**Task objective**
Look through the records and copy each line with the string "aircraft" in it.

**Dataset extract**
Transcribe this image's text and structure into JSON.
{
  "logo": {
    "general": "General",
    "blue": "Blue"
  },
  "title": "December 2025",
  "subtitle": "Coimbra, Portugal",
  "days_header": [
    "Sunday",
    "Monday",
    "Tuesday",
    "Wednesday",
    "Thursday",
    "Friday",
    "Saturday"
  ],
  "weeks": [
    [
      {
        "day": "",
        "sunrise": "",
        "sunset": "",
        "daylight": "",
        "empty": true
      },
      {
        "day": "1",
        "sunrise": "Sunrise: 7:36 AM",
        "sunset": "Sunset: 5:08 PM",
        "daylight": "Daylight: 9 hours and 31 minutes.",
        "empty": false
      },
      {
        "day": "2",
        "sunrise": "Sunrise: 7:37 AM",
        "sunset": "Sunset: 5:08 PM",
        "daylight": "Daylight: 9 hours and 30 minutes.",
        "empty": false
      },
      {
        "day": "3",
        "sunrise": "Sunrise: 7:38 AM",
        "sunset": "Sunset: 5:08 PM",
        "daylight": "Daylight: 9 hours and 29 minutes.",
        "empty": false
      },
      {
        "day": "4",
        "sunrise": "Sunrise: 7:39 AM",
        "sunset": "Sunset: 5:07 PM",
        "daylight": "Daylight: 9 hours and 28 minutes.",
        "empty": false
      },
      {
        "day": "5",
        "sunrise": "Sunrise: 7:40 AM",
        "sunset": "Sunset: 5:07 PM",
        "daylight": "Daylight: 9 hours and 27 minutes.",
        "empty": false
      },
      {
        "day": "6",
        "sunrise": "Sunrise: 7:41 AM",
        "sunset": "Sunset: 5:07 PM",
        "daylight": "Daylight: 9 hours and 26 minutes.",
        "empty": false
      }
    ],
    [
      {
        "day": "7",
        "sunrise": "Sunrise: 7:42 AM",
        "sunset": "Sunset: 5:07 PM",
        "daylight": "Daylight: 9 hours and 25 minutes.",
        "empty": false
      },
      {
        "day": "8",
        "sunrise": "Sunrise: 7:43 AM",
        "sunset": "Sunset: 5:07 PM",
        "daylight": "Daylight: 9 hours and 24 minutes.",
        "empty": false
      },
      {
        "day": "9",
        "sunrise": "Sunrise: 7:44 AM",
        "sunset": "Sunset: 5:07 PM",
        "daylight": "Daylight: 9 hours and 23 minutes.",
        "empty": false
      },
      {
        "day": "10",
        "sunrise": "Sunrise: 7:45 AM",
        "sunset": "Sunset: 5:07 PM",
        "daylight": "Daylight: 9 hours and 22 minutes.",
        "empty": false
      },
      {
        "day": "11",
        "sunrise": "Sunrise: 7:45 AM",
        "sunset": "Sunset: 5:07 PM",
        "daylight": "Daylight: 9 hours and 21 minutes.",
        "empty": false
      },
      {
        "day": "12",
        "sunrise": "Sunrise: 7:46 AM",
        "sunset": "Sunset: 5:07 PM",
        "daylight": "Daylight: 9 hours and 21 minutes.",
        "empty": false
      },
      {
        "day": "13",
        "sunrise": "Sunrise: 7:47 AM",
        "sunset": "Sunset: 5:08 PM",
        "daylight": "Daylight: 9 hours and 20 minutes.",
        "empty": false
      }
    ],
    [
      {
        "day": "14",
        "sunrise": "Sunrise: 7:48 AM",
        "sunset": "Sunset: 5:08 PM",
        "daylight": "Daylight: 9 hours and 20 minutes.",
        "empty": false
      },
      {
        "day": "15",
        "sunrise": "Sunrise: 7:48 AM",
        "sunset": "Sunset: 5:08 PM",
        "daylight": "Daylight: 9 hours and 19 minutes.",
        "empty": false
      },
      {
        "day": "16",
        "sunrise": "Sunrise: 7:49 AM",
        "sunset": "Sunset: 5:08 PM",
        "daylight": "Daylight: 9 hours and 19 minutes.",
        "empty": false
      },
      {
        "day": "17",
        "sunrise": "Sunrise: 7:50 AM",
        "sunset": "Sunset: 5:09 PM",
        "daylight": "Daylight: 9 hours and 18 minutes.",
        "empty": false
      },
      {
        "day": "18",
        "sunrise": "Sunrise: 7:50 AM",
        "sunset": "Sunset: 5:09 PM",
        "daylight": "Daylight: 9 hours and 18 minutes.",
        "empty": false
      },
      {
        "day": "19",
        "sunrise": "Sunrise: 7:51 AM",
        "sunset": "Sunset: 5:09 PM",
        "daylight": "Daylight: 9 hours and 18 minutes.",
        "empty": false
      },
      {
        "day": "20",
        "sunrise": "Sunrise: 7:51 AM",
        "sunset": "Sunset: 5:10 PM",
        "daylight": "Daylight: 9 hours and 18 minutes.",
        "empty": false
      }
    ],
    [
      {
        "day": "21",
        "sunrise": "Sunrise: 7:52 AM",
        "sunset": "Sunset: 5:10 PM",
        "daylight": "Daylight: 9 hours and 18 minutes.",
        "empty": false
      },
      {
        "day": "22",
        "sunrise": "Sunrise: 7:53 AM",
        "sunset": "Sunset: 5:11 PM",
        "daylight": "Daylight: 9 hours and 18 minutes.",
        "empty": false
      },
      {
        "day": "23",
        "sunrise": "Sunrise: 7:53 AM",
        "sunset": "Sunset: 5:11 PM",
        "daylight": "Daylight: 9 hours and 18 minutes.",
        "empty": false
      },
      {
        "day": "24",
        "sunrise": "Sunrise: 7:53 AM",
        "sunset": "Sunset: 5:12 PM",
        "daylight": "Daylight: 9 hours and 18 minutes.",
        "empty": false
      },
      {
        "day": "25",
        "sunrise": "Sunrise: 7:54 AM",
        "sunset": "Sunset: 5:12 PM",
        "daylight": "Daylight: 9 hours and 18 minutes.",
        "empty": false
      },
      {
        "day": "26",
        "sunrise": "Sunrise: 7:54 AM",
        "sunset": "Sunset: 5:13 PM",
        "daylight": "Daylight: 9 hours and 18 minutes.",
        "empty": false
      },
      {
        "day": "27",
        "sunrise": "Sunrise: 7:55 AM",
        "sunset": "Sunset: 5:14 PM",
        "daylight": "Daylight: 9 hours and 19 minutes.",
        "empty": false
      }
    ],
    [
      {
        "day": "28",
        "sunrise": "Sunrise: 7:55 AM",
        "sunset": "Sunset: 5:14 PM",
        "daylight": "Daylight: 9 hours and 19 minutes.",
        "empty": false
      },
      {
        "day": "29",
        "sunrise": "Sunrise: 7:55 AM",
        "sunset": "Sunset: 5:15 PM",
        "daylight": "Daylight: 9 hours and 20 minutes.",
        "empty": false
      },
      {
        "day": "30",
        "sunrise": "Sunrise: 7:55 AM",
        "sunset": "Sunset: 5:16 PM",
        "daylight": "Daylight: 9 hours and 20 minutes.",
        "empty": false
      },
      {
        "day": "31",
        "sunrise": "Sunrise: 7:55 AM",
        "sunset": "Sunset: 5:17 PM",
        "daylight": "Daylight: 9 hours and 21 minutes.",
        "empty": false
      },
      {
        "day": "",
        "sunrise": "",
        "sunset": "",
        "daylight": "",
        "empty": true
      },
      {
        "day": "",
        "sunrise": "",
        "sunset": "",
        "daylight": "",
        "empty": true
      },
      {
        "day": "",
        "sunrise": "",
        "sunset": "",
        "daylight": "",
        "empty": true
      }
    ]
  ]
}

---

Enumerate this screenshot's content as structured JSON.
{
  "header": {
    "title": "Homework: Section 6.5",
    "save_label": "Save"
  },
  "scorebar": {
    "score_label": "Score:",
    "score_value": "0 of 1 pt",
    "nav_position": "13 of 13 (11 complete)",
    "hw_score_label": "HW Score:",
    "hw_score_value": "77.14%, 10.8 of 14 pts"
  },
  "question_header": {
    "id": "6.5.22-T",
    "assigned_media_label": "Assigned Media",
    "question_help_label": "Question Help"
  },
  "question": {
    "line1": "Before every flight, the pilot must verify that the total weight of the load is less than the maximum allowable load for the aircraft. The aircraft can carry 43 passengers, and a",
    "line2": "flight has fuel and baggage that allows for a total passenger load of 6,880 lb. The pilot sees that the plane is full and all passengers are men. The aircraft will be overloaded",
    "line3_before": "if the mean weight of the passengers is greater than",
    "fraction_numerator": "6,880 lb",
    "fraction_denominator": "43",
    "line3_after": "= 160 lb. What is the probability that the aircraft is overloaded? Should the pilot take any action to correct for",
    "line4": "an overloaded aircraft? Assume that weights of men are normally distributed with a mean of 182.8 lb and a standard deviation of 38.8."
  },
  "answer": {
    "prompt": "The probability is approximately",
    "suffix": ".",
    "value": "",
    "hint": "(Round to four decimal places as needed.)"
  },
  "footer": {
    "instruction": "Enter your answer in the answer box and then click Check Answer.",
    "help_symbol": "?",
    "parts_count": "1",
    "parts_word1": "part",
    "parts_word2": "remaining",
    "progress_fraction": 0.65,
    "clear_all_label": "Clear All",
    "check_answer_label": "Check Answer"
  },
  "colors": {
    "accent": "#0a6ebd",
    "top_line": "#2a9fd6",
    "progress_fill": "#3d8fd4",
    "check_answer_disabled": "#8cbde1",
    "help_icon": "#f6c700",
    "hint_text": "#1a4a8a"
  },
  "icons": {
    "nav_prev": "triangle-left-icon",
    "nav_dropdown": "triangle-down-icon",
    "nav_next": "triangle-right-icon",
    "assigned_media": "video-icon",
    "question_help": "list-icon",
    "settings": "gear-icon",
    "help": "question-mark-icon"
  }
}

**Answer for the task**
    "line1": "Before every flight, the pilot must verify that the total weight of the load is less than the maximum allowable load for the aircraft. The aircraft can carry 43 passengers, and a",
    "line2": "flight has fuel and baggage that allows for a total passenger load of 6,880 lb. The pilot sees that the plane is full and all passengers are men. The aircraft will be overloaded",
    "line3_after": "= 160 lb. What is the probability that the aircraft is overloaded? Should the pilot take any action to correct for",
    "line4": "an overloaded aircraft? Assume that weights of men are normally distributed with a mean of 182.8 lb and a standard deviation of 38.8."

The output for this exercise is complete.